German Foreign Minister Frank-Walter Steinmeier said on Saturday that the EU would weather the shock of the British vote to leave the union as he convened crisis talks.

Brexit vote
Brexit will turn Berlin into 'Europe’s startup capital'
A sign in Berlin's tech giant and startup-building company Rocket Internet. Photo: DPA.

London is currently thought of as the main hub for startups in Europe, but that will all turn around when the UK leaves the EU, tech industry experts say.

Brexit vote - Analysis
'Germany needs to make UK come to its senses'
British Leave campaigners celebrate Brexit result. Photo: DPA

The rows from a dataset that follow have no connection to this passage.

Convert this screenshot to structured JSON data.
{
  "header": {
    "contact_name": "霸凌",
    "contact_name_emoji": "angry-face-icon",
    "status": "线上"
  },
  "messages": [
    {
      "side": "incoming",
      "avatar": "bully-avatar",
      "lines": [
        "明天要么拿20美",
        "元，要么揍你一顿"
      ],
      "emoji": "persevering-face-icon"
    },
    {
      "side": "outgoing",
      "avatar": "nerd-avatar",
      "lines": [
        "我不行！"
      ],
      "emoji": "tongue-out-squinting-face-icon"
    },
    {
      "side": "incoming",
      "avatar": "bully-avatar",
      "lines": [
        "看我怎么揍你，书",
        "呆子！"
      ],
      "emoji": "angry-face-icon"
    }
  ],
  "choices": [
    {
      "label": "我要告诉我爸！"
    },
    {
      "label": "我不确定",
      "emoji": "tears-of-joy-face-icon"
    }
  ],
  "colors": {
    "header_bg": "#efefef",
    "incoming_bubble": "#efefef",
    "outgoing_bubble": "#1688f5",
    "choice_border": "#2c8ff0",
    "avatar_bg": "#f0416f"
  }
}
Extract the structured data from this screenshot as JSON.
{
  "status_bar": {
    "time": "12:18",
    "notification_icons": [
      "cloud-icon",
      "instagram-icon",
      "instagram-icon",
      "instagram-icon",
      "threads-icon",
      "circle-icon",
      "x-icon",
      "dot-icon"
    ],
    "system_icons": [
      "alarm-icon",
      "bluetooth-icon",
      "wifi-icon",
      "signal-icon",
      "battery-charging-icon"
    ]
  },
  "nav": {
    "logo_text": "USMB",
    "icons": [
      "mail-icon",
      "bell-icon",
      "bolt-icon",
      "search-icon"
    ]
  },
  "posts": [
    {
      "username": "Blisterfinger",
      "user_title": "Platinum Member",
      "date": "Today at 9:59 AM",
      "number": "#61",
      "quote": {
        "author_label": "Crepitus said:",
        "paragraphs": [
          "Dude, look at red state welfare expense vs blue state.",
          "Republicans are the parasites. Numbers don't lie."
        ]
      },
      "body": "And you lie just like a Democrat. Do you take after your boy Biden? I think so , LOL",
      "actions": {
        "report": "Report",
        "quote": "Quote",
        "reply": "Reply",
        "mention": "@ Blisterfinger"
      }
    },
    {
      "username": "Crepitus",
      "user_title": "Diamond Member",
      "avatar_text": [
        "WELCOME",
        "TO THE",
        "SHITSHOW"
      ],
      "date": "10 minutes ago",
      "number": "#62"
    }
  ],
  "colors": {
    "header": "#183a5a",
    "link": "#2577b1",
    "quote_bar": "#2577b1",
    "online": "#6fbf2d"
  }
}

Britain leaving the EU means trouble ahead for Germany - and its hardest task will be convincing the Brits to drop a self-defeating ideology, a leading foreign policy expert told The Local.

How to get German citizenship (or just stay forever)
Photo: DPA.

Considering a change of passport after the UK's vote to ditch the EU? Here’s how to do it.

Germany makes fracking verboten
A sign in North Rhine-Westphalia. Photo: DPA.

German lawmakers approved a law that essentially bans fracking, ending years of dispute over the controversial technology to release oil and gas locked deep underground.

Brexit vote
German far right 'cries for joy' after UK votes to leave EU
Left to right: AfD's Beatrix von Storch and Frauke Petry. Photo: DPA

The far-right AfD party called for a "new Europe" and the resignation of the EU's top two politicians in the wake of the Brexit vote.

Brexit vote
Merkel: Brexit has cut into European unity
Angela Merkel at a press conference after the Brexit vote on Friday. Photo: DPA.

Chancellor Angela Merkel said on Friday that the UK's decision to leave the EU has created a "cut in Europe" and the project of European unity.

Couple copulating on bridge shut down Autobahn
Kaiserlei Bridge in Frankfurt. Photo: Dontworry / Wikimedia Commons.

It was a highly unusual choice of location for a romantic rendezvous, police in Frankfurt point out.

Brexit vote
Germany: Brexit vote is a 'sad day for Europe'
A British flag along with other flags of European Union member countries flies in front of the European Council building in Strasbourg, France. Photo: EPA.

Top German leaders declared that it was a "sad day for Europe" after British voters opted to leave the European Union.

Viernheim hostage-taker wasn't carrying lethal weapon
A police officer stands guard in front of the cinema in Viernheim. Photo: DPA

The 19-year-old German man who took over a dozen people hostage in a cinema in western Germany on Thursday was carrying replica weapons, prosecutors have confirmed.

Sponsored Article
Why you should attend an international job fair
Features
How two gay dads cut through German red tape to start a family
Sponsored Article
Education abroad: How to find an international school
Features
Six odd things Germans do in the summer
Travel
These 10 little-known German towns are a must see
Sponsored Article
US expats: Taxes are due June 15th
National
Five things to know about guns in Germany
Sponsored Article
Avoid hidden fees when sending money overseas
Gallery
7 photos which show the aftermath of Bavaria's Autobahn bridge collapse
Culture
10 things you need to know before attending a German wedding
National
Eight weird habits you'll pick up living in Germany
Sponsored Article
Health insurance for expats in Germany: a quick guide
Lifestyle
Six reasons 'super-cool' Berlin isn't all it's cracked up to be
Society
Only one country likes getting naked on the beach more than Germany
Lifestyle
23 ridiculously fascinating things you never knew about Berlin
Culture
8 German words that perfectly sum up your 20s
Sport
How to sound like an expert on German football this summer
Lifestyle
Can't make it past the door at Berlin's most famous club? Help is at hand
Business & Money
Why Frankfurt could steal London's crown as Europe's finance capital
Features
6 surprising things I learned about Germany while editing The Local
Culture
Five sure-fire ways to impress Germans with your manners
Features
6 reasons Germany's summer is unbeatable for thrill-seekers
National
The future belongs to these 10 German regions
Society
How pictures of footballers on chocolates made Pegida really mad
Health
New father's tragic herpes warning touches 1000s online
National
Bayer's Monsanto takeover would be 'diabolical': environmentalists
7,902
jobs available
Toytown Germany
Germany's English-speaking crowd